Thursday, May 22, 2014

Correlation between prosocial behavior and computer game playing

Here's what seems to me a a slightly counter-intuitive result. Numerous studies have a noted a correlation between playing violent computer games and less prosocial behavior, and studies of games involving cooperation correlate with more prosocial behaviors. Most of these studies have observed behaviors immediately after palying the games. Mengel takes a more neutral approach and simply asks whether there is a correlation between average daily time spent playing any sort of computer game and prosocial behavior assayed with the Prisoner's dilemma game over 10 different periods, with participating students also reporting on their daily computer use. They find the average cooperation rate is positively correlated with the self-reported amount of time participants spend playing computer games. None of the other computer time use variables (including time spent on social media, browsing internet, working etc.) are significantly related to cooperation rates.  (So...either cooperative students are more likely to spend a lot of time on computer games, or computer games enhance cooperative behavior... or... neither of the above.)
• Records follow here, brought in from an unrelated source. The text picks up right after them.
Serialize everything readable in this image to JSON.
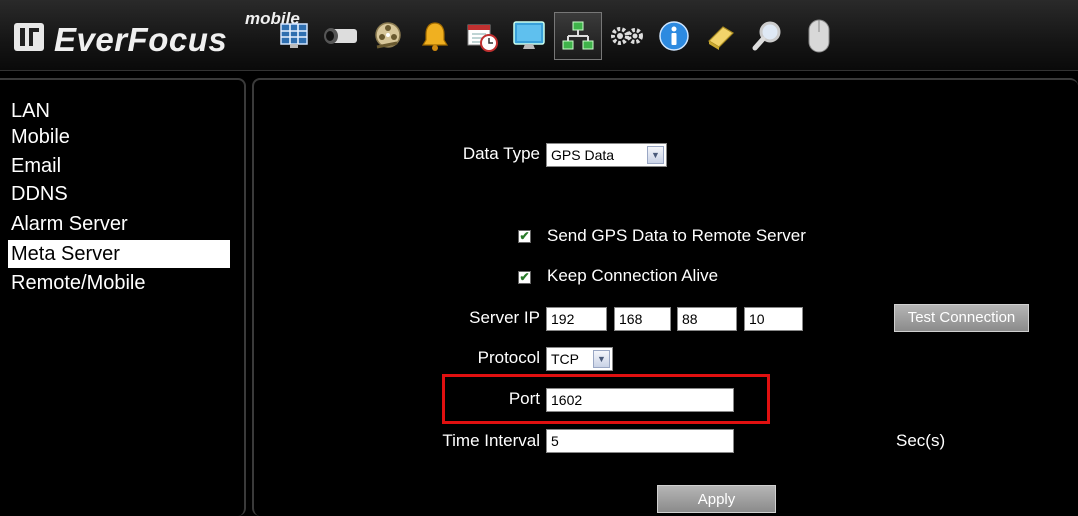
{
  "brand": {
    "name": "EverFocus",
    "suffix": "mobile"
  },
  "toolbar": {
    "items": [
      {
        "name": "live-view-grid-icon"
      },
      {
        "name": "camera-icon"
      },
      {
        "name": "film-reel-icon"
      },
      {
        "name": "alarm-bell-icon"
      },
      {
        "name": "schedule-calendar-icon"
      },
      {
        "name": "monitor-icon"
      },
      {
        "name": "network-icon",
        "active": true
      },
      {
        "name": "settings-gears-icon"
      },
      {
        "name": "info-icon"
      },
      {
        "name": "eraser-icon"
      },
      {
        "name": "search-icon"
      },
      {
        "name": "mouse-icon"
      }
    ]
  },
  "sidebar": {
    "items": [
      {
        "label": "LAN"
      },
      {
        "label": "Mobile"
      },
      {
        "label": "Email"
      },
      {
        "label": "DDNS"
      },
      {
        "label": "Alarm Server"
      },
      {
        "label": "Meta Server",
        "selected": true
      },
      {
        "label": "Remote/Mobile"
      }
    ]
  },
  "form": {
    "data_type": {
      "label": "Data Type",
      "value": "GPS Data"
    },
    "send_gps": {
      "label": "Send GPS Data to Remote Server",
      "checked": true
    },
    "keep_alive": {
      "label": "Keep Connection Alive",
      "checked": true
    },
    "server_ip": {
      "label": "Server IP",
      "octets": [
        "192",
        "168",
        "88",
        "10"
      ]
    },
    "test_connection_label": "Test Connection",
    "protocol": {
      "label": "Protocol",
      "value": "TCP"
    },
    "port": {
      "label": "Port",
      "value": "1602"
    },
    "time_interval": {
      "label": "Time Interval",
      "value": "5",
      "unit": "Sec(s)"
    },
    "apply_label": "Apply"
  },
  "colors": {
    "highlight": "#e01010",
    "selected_bg": "#ffffff"
  }
}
1 comment:

  1. Not sure this is prosocial - gamers seek out and refine strategies for success (as defined in a given game) over repeated plays.

    For an iterated prisoner's dilemma, a gamer might be more likely than a non-gamer to fix upon a win-stay, low-shift strategy that maximizes overall return (c.f.'s_dilemma#Emergence_of_Stable_Strategies).

    Just as interesting a finding but I don't think it means gamers necessarily love cooperating more than others!